**Goal of the exercise**
Go through the data below and return each line where the string "this" appears.
Dataset records START
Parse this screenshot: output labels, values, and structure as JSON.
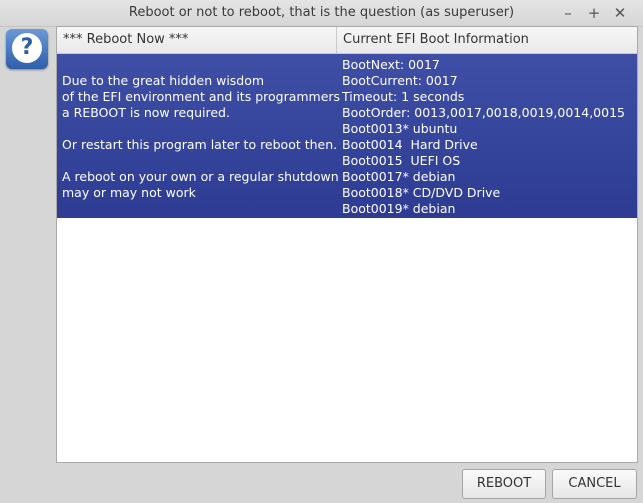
{
  "window": {
    "title": "Reboot or not to reboot, that is the question (as superuser)",
    "minimize_glyph": "–",
    "maximize_glyph": "+",
    "close_glyph": "✕"
  },
  "icon": {
    "name": "question-icon",
    "glyph": "?"
  },
  "table": {
    "columns": [
      "*** Reboot Now ***",
      "Current EFI Boot Information"
    ],
    "left_lines": [
      "Due to the great hidden wisdom",
      "of the EFI environment and its programmers",
      "a REBOOT is now required.",
      "",
      "Or restart this program later to reboot then.",
      "",
      "A reboot on your own or a regular shutdown",
      "may or may not work"
    ],
    "right_lines": [
      "BootNext: 0017",
      "BootCurrent: 0017",
      "Timeout: 1 seconds",
      "BootOrder: 0013,0017,0018,0019,0014,0015",
      "Boot0013* ubuntu",
      "Boot0014  Hard Drive",
      "Boot0015  UEFI OS",
      "Boot0017* debian",
      "Boot0018* CD/DVD Drive",
      "Boot0019* debian"
    ]
  },
  "buttons": {
    "reboot": "REBOOT",
    "cancel": "CANCEL"
  }
}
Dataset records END
**Written response**
Parse this screenshot: output labels, values, and structure as JSON.
      "Or restart this program later to reboot then.",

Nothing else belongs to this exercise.